A Dr. King who smokes and drinks whiskey? A Dr. King who’s faced bomb threats and bullets and police brutality, but is afraid of thunder? It might seem hard to believe—shocking, even. But in pulling him off his pedestal, Katori Hall is after something much deeper. She describes her portrayal as “a very human approach to Dr. King.” According to Hall, it’s easy to look at a figure like Martin Luther King, Jr. and forget that, like us, he was once flesh and blood. Our history books have elevated him to near-sainthood, making his myriad accomplishments seem superhuman. Seeing King light up a cigarette or notice an attractive woman or reach out for reassurance brings him back down to earth. He becomes someone with whom we can empathize, because he’s fallible and vulnerable. And all that he’s achieved becomes even more impressive, because we realize it was the work of a man, not a myth.
Exploring King’s humanity is also a project of personal significance for Hall. An African-American woman from Memphis, she grew up literally surrounded by the legacy of the Civil Rights Movement—and aware that, for all the Movement’s successes, as a society we still have farther to go in the march toward true equality. For example, despite the substantial progress King made with desegregation in the legal system, Hall’s was the only black family in their neighborhood. “I had to contend with people hating me for no reason at all… just due to our unfortunate history as Americans,” she has said. “I just had to figure out, where does this come from? What are we fighting for?” In The Mountaintop, we watch King ask himself the same questions and admit to Camae that he feels like a failure. Hall’s digging into King’s doubts illustrates a difficult answer: meaningful change usually can’t be achieved quickly or without struggle, and there’s always more to be done. In his “I’ve Been to the Mountaintop” speech, King envisioned a better future almost within reach—but in Hall’s play, no matter how hard he fights the fact of his imminent death, he won’t live to see his dream become reality. Now, Hall implies, it’s our turn to fight for the better future that King foresaw.
It’s no wonder that The Mountaintop has resonated with audiences both in America and abroad. Upon its 2009 London premiere, it won the prestigious Olivier Award for Best New Play. In 2011 it was produced on Broadway, starring Samuel L. Jackson and Angela Bassett, and has spread to countless other stages across the country. With heart, humor, and theatrical spectacle, Katori Hall’s luminous play reminds us that if King could accomplish so much despite his many foibles, than maybe in our own small ways, we can too. As Hall puts it, “Showing the humanity in our heroes allows us to see the hero in ourselves.”

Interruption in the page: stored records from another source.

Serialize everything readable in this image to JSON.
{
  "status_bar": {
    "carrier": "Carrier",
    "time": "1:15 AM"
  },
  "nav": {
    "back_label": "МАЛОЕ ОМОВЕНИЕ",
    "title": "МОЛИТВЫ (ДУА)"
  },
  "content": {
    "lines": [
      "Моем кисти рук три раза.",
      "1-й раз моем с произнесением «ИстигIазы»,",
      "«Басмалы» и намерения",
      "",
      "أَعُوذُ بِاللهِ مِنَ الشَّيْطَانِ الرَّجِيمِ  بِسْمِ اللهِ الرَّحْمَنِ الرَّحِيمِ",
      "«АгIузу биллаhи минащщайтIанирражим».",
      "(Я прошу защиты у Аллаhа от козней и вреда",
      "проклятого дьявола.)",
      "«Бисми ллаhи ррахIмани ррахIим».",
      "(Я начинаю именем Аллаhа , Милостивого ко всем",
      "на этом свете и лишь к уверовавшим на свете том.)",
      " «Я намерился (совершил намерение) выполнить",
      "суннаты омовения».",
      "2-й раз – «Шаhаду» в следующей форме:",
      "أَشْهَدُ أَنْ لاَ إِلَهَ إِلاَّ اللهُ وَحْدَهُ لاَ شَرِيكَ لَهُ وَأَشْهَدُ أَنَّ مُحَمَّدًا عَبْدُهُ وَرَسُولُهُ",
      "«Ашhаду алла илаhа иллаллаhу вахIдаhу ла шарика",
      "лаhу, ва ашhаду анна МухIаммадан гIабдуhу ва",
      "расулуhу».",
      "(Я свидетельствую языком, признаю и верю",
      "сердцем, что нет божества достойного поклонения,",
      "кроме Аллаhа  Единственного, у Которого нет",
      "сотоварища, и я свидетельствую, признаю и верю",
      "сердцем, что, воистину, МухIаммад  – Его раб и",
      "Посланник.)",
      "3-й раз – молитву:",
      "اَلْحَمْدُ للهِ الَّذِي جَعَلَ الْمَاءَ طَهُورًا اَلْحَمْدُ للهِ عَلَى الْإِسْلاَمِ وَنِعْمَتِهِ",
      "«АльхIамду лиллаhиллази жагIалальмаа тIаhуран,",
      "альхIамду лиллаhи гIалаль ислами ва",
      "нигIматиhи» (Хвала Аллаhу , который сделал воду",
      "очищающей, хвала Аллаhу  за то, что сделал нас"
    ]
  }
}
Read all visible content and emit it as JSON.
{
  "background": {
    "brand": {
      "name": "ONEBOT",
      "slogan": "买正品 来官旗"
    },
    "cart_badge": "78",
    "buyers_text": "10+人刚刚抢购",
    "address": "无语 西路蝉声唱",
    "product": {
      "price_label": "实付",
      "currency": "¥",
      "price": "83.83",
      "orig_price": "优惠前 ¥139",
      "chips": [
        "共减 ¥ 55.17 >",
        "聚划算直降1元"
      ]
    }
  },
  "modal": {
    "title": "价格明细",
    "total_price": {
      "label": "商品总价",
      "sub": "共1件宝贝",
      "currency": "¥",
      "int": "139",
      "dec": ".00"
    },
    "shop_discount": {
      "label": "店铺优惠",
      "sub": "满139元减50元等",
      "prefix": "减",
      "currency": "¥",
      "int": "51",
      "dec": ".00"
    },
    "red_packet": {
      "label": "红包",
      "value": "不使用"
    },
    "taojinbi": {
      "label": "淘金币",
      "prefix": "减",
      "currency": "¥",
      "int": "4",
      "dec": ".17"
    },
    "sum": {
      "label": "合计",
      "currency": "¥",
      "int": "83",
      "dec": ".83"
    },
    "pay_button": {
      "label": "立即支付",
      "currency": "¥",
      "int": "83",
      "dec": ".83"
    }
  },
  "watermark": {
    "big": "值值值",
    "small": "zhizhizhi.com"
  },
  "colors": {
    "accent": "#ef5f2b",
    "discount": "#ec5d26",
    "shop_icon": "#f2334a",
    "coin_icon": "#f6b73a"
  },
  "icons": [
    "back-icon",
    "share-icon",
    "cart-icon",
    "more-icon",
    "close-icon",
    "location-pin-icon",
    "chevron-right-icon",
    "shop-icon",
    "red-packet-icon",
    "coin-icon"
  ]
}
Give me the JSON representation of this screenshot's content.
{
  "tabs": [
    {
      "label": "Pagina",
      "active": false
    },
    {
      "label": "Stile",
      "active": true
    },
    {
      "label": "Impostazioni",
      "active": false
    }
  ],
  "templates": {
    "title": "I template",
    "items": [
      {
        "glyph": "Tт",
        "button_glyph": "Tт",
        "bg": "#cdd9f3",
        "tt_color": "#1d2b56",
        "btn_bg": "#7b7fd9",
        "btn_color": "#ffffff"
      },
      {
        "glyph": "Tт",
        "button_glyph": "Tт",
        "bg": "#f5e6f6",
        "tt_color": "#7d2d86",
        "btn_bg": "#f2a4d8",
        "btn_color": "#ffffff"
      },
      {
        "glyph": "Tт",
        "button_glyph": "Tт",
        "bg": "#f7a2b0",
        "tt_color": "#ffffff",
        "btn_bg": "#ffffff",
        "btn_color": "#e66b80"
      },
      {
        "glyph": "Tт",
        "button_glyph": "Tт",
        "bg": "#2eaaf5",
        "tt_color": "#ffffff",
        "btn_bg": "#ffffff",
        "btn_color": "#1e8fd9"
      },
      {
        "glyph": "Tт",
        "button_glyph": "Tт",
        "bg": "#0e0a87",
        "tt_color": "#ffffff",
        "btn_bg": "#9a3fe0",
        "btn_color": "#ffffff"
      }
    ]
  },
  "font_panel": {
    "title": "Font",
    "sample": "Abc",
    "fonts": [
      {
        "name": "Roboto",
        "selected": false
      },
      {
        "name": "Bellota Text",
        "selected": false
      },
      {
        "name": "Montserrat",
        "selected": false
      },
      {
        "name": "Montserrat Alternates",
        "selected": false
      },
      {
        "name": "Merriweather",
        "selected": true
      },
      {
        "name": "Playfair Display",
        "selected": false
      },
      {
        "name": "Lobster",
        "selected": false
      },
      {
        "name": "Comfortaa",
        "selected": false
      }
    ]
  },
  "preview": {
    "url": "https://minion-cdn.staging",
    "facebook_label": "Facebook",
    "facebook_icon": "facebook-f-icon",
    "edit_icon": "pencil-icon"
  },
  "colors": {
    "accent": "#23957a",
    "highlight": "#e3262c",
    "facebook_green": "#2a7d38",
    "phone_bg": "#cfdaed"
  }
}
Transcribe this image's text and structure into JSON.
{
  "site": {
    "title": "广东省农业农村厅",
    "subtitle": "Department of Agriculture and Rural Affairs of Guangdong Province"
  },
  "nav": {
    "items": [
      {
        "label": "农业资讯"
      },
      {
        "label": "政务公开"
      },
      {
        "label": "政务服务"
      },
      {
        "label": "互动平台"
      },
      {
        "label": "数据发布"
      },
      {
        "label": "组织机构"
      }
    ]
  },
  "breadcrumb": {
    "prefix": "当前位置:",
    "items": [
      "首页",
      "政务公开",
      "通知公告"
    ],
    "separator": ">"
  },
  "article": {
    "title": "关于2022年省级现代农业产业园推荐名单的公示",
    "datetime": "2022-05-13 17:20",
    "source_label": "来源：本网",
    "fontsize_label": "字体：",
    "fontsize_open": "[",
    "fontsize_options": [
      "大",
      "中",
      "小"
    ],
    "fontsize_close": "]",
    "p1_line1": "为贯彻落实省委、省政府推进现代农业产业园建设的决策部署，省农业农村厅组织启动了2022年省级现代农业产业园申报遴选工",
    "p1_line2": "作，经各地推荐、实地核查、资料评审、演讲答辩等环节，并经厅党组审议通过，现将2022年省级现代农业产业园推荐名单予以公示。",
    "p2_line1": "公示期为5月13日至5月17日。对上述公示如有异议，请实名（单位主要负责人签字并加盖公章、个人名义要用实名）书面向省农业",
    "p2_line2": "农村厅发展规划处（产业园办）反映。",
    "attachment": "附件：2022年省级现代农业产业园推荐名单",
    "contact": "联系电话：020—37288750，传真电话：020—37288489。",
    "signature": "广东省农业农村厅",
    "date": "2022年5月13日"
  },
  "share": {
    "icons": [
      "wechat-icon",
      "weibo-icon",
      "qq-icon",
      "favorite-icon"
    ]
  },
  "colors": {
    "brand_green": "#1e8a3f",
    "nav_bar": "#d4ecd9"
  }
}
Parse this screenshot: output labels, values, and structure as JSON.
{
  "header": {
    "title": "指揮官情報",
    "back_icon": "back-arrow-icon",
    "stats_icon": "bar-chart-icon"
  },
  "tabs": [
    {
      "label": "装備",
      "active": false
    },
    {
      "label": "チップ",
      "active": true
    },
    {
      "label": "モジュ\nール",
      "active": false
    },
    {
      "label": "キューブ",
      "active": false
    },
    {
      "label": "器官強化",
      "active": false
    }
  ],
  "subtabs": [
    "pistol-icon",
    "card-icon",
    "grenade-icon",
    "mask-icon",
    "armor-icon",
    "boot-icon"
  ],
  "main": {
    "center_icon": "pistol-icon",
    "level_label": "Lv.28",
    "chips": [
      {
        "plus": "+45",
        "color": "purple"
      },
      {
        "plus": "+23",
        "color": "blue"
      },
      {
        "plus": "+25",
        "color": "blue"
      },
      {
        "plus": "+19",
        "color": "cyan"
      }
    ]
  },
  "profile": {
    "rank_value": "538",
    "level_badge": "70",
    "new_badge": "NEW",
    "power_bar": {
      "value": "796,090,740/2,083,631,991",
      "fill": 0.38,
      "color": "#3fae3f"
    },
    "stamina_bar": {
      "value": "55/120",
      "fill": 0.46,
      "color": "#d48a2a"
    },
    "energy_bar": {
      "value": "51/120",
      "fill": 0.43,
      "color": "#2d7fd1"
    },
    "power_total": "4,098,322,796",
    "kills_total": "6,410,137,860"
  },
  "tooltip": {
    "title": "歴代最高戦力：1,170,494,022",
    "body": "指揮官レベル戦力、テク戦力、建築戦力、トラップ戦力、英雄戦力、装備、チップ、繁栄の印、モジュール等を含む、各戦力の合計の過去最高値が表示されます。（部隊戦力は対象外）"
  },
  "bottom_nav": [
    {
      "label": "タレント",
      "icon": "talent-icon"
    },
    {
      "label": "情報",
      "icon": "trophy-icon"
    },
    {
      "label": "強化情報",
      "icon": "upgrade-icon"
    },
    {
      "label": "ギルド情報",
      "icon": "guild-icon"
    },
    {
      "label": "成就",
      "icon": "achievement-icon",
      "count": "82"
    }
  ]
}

—Hannah Rae Montgomery
Reprinted with permission by Actors Theatre of Louisville